The Latest: Taliban fire weapons into air, at least 2 killed
ISTANBUL — An official at Emergency Hospital in Kabul says two people were killed and 12 wounded after Taliban fighters in the capital fired their weapons into the air in celebration.
Taliban in Kabul fired into the air Friday night to celebrate gains on the battlefield in Panjshir province, which still remains under the control of anti-Taliban fighters.
The hospital official spoke on condition of anonymity because he was not authorized to brief the media.
Taliban spokesman Zabihullah Mujahid on Twitter criticized the practice of firing into the air and called on the militants to stop it immediately
Tolo TV reported 17 bodies and 41 wounded people were transferred to Emergency Hospital.
— By Tameem Akhgar
MORE ON AFGHANISTAN:
— US expects to admit more than 50,000 evacuated Afghans
— Afghan women demand rights as Taliban seek recognition
— US defends strike that Afghan family says killed innocents
— Qatar says it’s not clear when Kabul airport will reopen
— Those left in Afghanistan complain of broken US promises
— Find more AP coverage at https://apnews.com/hub/afghanistan
HERE’S WHAT ELSE IS HAPPENING:
UNITED NATIONS — The United Nations chief will convene a ministerial meeting in Geneva on Sept. 13 to seek a swift scale-up in funding to address the growing humanitarian crisis in Afghanistan, where nearly half the country’s 38 million people need assistance.
U.N. spokesman Stephane Dujarric made the announcement Friday and said Secretary-General Antonio Guterres will also appeal “for full and unimpeded humanitarian access to make sure Afghans continue to get the essential services they need.”
Dujarric said the U.N. appeal for $1.3 billion for 2021 to help more than 18 million people is just 40% funded, leaving a $766 million deficit.
“Afghanistan faces a looming humanitarian catastrophe,” the U.N. spokesman said. “One in three Afghans do not know where their next meal will come from. Nearly half of all children under the age of 5 are predicted to be acutely malnourished in the next 12 months.”

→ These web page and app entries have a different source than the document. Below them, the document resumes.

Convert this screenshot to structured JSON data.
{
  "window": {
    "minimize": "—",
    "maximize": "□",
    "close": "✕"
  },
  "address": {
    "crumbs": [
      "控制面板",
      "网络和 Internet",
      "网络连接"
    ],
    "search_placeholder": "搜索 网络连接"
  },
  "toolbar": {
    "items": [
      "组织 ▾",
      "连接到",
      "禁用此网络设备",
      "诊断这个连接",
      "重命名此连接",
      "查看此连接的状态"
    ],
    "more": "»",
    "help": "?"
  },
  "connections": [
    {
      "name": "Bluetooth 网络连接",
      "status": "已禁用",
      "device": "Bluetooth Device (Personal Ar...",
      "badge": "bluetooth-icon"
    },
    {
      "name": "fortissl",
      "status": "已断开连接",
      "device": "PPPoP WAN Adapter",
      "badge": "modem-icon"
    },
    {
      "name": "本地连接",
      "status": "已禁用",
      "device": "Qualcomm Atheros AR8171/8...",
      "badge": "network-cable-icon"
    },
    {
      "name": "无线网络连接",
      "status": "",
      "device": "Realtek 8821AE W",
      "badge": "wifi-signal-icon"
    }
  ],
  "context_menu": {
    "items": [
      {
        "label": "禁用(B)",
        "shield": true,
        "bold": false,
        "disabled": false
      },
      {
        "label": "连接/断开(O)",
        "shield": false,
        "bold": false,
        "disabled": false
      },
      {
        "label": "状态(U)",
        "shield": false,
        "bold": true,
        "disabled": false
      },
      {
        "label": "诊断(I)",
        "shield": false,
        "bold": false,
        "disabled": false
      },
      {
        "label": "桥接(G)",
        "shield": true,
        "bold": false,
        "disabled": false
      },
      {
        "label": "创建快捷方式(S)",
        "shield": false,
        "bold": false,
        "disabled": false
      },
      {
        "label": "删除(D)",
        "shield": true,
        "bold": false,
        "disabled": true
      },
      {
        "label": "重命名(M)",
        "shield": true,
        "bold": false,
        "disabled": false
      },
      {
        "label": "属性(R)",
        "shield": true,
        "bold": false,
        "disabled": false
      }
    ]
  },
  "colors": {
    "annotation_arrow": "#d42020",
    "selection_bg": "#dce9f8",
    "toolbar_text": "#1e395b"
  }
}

Earlier Friday, Dujarric said the secretary-general is “very grateful for the generosity” of Denmark, Kazakhstan, North Macedonia, Pakistan, Poland, Qatar, the United Arab Emirates and the United States for making available facilities and transport for the temporary relocation of U.N. staff in Afghanistan.
Dujarric announced Aug. 18 that about 100 of the U.N.’s 300 international staff were being moved to Kazakhstan to work remotely because of security concerns.